RECORDS FOR THE TASK =>
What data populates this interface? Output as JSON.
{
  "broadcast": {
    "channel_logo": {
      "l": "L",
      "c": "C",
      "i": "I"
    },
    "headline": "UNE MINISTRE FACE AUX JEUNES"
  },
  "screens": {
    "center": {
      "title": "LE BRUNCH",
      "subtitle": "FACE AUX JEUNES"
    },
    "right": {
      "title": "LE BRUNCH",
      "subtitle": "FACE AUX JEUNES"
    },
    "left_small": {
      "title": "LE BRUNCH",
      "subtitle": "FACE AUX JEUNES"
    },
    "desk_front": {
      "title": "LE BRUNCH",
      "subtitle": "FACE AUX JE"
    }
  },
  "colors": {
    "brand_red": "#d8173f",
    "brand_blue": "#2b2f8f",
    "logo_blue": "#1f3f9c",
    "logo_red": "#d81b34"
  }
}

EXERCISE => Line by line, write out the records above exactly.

RESPONSE =>
What data populates this interface? Output as JSON.
{
  "broadcast": {
    "channel_logo": {
      "l": "L",
      "c": "C",
      "i": "I"
    },
    "headline": "UNE MINISTRE FACE AUX JEUNES"
  },
  "screens": {
    "center": {
      "title": "LE BRUNCH",
      "subtitle": "FACE AUX JEUNES"
    },
    "right": {
      "title": "LE BRUNCH",
      "subtitle": "FACE AUX JEUNES"
    },
    "left_small": {
      "title": "LE BRUNCH",
      "subtitle": "FACE AUX JEUNES"
    },
    "desk_front": {
      "title": "LE BRUNCH",
      "subtitle": "FACE AUX JE"
    }
  },
  "colors": {
    "brand_red": "#d8173f",
    "brand_blue": "#2b2f8f",
    "logo_blue": "#1f3f9c",
    "logo_red": "#d81b34"
  }
}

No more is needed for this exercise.